# Prove that $f(x)=cx+d$

Let $f$ be a continuous function defined on the interval $[0,1]$, such that for each $x \in (0,1)$ there is an $h$ satisfying $0\le x-h \lt x+h\le1$ and $$f(x)=\frac {f(x+h)+f(x-h)}2.$$

Prove that $f(x)=cx+d$ for some choice of real numbrs $c$ and $d$.

• Consider $g(x) = f(x) - f(0) - \bigl(f(1) - f(0)\bigr)\cdot x$. Then $g$ has the same property, and $g(0) = g(1) = 0$. Show that $g\equiv 0$. – Daniel Fischer Aug 14 '15 at 14:29

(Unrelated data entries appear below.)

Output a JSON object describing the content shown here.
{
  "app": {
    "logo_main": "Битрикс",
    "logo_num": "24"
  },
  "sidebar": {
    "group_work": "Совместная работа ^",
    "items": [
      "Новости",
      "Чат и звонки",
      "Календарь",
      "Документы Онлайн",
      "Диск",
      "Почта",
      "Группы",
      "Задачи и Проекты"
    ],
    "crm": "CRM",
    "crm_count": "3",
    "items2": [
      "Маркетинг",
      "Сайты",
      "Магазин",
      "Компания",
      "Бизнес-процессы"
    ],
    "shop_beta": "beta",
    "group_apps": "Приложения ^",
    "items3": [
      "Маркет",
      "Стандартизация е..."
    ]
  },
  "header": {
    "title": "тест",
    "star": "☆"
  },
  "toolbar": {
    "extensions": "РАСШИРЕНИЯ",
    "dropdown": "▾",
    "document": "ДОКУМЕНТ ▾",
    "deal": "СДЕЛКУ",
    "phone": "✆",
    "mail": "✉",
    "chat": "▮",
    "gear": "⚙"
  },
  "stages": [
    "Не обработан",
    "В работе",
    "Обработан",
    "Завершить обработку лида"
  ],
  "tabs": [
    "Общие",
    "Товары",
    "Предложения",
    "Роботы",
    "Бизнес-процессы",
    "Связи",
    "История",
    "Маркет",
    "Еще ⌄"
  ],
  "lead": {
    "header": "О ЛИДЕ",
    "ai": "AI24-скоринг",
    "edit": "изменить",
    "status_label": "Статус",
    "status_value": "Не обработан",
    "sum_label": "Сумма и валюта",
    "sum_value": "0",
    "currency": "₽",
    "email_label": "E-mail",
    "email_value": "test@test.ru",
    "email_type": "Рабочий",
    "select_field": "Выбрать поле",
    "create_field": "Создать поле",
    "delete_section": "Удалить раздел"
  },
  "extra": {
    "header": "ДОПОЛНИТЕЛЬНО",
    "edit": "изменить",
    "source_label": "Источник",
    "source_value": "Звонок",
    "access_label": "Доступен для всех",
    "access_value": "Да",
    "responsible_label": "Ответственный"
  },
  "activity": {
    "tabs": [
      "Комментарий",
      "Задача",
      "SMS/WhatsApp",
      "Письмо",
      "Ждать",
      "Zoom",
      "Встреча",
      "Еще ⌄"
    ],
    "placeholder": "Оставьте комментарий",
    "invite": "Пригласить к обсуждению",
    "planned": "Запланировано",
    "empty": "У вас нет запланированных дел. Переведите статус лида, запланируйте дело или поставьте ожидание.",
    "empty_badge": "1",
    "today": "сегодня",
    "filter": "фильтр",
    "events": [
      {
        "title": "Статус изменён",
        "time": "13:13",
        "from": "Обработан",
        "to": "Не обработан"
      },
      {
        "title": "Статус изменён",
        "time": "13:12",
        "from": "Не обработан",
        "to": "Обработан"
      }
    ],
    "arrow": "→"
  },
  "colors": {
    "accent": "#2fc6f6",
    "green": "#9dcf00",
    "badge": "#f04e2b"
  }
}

Because of $$f(x) = f\left(\frac{(x+h) + (x-h)}{2}\right) = \frac{f(x+h)+f(x-h)}{2}$$ the function is neither strictly convex nor strictly concave, so it has to be linear :)